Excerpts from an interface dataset
****************

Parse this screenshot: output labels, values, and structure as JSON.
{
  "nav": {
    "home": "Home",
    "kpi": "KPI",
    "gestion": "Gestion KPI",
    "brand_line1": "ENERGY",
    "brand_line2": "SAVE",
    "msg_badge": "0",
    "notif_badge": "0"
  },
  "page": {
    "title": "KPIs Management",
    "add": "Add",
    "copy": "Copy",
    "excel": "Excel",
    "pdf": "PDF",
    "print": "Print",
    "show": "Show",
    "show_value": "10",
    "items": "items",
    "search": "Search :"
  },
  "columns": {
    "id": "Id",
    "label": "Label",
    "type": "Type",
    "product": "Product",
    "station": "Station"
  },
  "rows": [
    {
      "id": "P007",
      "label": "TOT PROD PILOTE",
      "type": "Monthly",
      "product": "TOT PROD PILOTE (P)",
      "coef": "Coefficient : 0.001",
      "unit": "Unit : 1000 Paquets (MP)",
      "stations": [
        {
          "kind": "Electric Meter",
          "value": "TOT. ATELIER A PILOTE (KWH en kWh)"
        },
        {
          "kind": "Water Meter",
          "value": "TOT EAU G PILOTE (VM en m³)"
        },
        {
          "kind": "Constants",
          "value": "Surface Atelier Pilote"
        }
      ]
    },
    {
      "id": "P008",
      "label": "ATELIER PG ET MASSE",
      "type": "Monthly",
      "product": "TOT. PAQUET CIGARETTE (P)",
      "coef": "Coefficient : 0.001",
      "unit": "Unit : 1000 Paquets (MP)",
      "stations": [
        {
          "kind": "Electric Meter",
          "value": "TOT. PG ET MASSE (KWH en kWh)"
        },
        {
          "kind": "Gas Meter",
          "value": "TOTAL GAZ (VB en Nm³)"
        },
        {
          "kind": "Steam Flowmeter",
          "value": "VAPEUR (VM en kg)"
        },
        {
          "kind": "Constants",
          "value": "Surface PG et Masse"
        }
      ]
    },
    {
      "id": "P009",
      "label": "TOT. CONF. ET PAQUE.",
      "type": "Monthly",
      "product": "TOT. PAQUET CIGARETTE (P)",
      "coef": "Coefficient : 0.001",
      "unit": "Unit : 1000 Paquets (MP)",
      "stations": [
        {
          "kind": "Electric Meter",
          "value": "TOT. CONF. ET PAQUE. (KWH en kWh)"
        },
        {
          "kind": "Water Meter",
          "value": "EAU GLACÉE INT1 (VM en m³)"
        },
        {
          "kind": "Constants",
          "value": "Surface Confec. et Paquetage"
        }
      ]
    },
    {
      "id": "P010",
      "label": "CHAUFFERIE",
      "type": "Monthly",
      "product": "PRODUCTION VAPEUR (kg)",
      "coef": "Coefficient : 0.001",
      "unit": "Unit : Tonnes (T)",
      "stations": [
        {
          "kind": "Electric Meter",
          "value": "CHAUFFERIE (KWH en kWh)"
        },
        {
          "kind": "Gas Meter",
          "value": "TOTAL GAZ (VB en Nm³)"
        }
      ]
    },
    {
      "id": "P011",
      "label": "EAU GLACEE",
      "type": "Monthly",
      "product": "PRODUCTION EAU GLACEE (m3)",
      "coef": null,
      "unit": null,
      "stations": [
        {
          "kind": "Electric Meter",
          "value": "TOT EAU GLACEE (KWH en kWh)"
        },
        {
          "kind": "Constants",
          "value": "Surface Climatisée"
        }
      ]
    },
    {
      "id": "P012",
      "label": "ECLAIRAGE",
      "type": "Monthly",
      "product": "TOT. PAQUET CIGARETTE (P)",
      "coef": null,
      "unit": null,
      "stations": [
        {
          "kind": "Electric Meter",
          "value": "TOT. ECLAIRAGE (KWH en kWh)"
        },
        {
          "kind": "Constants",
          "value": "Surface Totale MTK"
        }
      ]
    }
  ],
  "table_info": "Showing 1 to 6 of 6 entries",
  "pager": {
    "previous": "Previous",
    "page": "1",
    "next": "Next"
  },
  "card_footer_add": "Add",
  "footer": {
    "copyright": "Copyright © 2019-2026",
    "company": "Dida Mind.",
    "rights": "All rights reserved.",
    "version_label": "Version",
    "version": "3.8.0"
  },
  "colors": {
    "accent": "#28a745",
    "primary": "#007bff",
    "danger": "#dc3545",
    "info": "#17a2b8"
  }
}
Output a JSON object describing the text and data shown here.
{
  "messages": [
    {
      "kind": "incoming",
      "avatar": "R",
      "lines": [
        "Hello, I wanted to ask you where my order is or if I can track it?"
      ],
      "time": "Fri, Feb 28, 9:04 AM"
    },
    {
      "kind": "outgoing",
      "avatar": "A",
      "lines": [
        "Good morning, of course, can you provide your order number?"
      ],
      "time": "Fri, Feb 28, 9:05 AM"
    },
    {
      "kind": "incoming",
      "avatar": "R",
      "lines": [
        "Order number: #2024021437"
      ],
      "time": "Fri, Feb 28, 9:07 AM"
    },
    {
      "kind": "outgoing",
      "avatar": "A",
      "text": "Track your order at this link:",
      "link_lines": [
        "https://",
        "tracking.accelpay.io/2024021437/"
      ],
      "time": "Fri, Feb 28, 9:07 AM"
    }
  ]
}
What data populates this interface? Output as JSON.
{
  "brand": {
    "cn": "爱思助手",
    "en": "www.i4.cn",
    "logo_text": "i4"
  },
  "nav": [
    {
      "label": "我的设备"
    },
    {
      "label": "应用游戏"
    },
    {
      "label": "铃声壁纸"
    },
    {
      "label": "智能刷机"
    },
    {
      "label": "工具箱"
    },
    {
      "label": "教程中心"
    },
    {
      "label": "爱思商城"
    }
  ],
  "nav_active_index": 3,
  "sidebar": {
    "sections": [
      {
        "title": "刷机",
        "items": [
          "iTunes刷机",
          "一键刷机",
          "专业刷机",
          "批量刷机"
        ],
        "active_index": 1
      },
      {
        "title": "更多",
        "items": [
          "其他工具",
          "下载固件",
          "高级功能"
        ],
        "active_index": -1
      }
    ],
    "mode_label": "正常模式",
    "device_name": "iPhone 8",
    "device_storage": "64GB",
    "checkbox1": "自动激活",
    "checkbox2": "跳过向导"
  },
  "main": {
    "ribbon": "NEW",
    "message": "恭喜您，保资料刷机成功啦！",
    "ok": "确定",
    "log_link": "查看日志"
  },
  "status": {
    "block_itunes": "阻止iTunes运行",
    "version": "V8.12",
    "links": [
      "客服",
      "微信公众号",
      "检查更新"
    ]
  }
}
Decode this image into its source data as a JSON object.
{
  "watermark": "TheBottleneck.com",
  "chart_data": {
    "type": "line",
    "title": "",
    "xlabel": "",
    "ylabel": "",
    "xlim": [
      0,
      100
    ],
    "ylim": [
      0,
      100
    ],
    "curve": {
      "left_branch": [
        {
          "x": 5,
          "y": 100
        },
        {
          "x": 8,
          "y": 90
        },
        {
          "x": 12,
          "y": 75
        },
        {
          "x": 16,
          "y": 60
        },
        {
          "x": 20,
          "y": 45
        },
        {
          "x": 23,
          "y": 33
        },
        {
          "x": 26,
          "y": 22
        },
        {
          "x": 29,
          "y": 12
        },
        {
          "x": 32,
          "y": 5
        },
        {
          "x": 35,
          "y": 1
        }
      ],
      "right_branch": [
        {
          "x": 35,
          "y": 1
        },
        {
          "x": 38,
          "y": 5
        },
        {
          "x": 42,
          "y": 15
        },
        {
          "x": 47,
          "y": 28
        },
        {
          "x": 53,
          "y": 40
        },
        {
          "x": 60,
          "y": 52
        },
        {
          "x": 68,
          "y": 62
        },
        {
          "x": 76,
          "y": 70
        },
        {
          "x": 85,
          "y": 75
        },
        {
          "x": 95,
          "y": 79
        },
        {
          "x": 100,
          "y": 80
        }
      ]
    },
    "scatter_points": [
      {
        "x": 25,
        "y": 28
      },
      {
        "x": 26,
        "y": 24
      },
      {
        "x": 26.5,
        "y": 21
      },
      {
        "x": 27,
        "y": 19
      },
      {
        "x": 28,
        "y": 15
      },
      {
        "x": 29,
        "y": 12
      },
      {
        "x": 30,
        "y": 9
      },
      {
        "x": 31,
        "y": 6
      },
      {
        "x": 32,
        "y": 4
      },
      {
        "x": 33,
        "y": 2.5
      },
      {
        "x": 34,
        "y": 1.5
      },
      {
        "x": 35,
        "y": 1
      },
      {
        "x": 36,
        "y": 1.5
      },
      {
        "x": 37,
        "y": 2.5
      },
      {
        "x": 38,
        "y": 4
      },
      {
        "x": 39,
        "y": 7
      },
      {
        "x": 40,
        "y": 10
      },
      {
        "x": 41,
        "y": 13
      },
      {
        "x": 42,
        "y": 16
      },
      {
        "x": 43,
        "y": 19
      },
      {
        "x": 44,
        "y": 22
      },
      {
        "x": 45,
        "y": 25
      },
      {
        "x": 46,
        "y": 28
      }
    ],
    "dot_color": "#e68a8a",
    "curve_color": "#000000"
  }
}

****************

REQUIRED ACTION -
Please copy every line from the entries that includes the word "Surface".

TASK RESULT -
          "value": "Surface Atelier Pilote"
          "value": "Surface PG et Masse"
          "value": "Surface Confec. et Paquetage"
          "value": "Surface Climatisée"
          "value": "Surface Totale MTK"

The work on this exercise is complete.